  1. nmod

    This is too hard to read! ,I’m sorry Laurie …I wish I could comment on it ..but after the first paragraph I had to stop . I can’t read anymore ,it hurts to much ! I think it must have triggered something from my childhood …I don’t know 🙁

    1. laurie Post author

      I’m very sorry it upset you Nmod and I did have qualms about posting this but after much thought decided the issue was simply too important to ignore.

  2. powderpuff

    I also didn’t read it all, but I had just seen it on our tv news in new Zealand and had said to my partner that the police in America seem to go to extremes to arrest people. straight after they had on the boy whom the police shot who had a false gun. how did they think a child was such a danger. I just cant understand it,

  3. Gael

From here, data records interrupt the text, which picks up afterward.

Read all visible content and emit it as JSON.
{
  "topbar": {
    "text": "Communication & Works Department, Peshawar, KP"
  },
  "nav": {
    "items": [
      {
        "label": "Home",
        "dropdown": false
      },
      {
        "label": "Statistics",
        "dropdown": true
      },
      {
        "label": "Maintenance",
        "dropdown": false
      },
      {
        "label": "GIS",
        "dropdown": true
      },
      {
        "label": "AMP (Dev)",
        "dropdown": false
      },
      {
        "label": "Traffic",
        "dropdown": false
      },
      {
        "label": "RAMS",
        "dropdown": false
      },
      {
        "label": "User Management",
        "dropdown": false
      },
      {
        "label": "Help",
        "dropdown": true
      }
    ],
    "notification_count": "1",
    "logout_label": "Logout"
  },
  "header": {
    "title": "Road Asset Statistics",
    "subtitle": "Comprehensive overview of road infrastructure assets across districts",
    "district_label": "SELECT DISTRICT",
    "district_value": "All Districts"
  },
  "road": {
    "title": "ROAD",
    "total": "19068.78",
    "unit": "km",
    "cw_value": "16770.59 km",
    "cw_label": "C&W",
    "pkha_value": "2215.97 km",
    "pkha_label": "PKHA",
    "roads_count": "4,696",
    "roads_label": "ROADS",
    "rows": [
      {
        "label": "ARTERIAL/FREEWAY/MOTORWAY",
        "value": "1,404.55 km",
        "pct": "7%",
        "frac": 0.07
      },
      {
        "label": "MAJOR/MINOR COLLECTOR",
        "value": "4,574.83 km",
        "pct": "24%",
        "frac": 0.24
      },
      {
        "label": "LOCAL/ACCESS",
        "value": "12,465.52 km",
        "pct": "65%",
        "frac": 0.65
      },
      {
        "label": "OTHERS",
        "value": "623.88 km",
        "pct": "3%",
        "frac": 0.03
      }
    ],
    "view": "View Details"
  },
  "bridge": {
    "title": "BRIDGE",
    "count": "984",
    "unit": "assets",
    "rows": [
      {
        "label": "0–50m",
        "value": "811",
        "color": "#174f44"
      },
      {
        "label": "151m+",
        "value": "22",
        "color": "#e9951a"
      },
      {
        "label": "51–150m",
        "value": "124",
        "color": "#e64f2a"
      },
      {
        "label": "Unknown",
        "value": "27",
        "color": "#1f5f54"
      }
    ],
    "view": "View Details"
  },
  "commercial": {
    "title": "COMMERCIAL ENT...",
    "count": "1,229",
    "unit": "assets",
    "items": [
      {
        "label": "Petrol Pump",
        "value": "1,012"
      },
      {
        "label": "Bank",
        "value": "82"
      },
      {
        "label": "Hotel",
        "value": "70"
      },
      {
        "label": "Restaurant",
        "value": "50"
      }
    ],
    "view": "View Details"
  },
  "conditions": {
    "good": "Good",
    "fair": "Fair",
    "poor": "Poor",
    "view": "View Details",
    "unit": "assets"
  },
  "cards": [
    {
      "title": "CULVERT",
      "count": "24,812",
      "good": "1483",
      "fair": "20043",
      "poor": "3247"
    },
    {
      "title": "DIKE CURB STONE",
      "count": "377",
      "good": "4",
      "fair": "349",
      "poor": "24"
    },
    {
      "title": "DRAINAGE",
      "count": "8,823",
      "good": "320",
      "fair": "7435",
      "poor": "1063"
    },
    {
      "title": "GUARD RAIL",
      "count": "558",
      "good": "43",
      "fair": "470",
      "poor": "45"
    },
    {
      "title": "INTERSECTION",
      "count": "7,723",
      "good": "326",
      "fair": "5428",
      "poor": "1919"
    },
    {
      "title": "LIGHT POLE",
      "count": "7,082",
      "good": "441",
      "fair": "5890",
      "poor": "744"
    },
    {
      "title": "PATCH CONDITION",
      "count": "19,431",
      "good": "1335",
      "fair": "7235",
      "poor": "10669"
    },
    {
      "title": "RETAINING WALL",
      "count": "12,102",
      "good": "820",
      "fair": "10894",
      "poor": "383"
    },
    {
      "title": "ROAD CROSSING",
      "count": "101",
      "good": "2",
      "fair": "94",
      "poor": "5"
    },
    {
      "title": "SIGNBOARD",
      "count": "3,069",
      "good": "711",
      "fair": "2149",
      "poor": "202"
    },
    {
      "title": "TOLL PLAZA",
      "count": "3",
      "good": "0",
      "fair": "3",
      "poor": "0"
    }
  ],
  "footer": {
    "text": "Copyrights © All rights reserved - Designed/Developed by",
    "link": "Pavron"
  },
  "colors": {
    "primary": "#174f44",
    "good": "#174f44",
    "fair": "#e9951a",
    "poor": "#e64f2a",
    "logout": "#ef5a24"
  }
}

    This case and the result shows clearly that this man was the victim of undue force and that there is no culpability being proclaimed is outrageous.

    You can hear him saying he can’t breathe when he’s held by the choke hold and the guy died as as a result of the treatment he received.

    Will be interesting to see how the eastcoast protesters respond and what the results will be.

    Humans can’t have their rights trampled on like this. The world is watching.

  4. patak

    It be presumptuous as a UK citizen to comment on what appears to be an act of brutality by an over zealous officer. However it seems that police forces both in the USA and the UK have lowered their standards of recruitment leading to employment of what can only be described as thugs. I am saddened by this because there are many hard working and honest police officers who now have to pick up the pieces of such events and must question whether they should remain police officers.
    We in the UK have experienced similar acts of brutality and have seen officers being untruthful about what actually occoured. In some ways the rise of mobile phones with video allows us the public to see what happened. A society which loses trust in it’s police will ultimately lead to anarchy as witnessed in the UK during the riots in London, much of the rioting was not as the result of the killing of a black man but to loot and cause chaos. Returning to the events in N.Y. the officer was responsible for the death of another and while it was not premeditated it was what we here call manslaughter. He should have been charged and tried for that offence. The grand jury system operated in the USA is not something I am totally familiar with but to an outsider it’s appears a little bizarre. If there is evidence of an offence being committed then charges should be laid. Think I have said enough on this subject. Ty Laurie for highlighting this. Pat

  5. watergypsy87

    Thanks for this Laurie……….as a UK citizen like Patak.
    Patak’s reply has summed it up perfectly.

  6. Gael

    They just can’t seem to get it right. Here from what I’ve observed in N Ireland, the police tend to be impotent and ineffecutal. In the US it’s too often the opposite and it’s overkill with undue force being used.

    A middle ground is needed.